* Work order
Within the entries below, every line containing "title" is to be copied.

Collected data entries
━━━
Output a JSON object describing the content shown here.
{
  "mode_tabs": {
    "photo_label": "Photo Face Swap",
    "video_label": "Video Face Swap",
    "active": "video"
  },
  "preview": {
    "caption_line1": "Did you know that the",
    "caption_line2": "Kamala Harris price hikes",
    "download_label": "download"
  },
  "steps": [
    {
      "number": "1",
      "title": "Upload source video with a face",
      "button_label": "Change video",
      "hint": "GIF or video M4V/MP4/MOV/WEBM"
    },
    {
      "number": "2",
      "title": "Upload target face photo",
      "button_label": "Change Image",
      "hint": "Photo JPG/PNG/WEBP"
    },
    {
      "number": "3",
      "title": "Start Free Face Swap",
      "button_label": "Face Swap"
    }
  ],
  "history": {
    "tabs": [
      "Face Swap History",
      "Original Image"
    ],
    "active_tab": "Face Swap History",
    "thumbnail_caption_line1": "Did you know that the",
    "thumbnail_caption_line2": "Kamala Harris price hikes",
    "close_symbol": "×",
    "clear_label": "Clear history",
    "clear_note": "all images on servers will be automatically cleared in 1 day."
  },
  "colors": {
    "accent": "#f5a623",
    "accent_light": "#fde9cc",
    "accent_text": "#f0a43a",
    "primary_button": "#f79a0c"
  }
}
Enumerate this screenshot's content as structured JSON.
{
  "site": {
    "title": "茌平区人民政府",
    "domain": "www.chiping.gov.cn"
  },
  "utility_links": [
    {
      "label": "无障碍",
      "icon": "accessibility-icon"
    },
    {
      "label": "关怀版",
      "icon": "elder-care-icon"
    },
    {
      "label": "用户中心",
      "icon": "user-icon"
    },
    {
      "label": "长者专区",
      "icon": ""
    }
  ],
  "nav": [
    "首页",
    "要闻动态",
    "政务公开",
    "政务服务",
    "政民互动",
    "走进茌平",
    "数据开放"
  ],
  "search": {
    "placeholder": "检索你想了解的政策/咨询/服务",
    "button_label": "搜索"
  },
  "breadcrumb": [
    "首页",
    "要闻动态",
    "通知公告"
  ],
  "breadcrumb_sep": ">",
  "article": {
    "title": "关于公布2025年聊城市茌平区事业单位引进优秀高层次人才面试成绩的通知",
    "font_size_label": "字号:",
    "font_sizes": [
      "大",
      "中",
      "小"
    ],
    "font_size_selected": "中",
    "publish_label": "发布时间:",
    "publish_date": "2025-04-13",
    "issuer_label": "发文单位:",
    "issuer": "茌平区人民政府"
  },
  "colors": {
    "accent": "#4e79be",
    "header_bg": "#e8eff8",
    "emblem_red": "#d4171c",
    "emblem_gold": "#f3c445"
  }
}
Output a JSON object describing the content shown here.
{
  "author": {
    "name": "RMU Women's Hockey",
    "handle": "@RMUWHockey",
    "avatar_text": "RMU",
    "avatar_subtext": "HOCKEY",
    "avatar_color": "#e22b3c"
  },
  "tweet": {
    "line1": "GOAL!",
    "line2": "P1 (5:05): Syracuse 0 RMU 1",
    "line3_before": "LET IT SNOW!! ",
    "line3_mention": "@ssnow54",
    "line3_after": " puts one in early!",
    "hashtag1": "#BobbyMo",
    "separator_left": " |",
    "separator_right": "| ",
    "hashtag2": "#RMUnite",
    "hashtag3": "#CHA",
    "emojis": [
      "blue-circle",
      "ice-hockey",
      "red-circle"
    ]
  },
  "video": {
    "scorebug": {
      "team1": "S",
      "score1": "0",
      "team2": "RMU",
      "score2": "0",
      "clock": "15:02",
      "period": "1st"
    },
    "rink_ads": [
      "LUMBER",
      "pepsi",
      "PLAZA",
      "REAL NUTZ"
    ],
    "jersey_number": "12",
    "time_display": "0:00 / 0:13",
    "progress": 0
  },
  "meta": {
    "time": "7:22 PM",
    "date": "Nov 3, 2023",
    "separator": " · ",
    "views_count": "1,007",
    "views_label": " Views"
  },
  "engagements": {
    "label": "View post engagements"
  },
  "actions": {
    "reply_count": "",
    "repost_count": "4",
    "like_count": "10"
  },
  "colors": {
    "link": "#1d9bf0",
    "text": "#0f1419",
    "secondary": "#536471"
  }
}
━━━
* Result of this task
      "title": "Upload source video with a face",
      "title": "Upload target face photo",
      "title": "Start Free Face Swap",
    "title": "茌平区人民政府",
    "title": "关于公布2025年聊城市茌平区事业单位引进优秀高层次人才面试成绩的通知",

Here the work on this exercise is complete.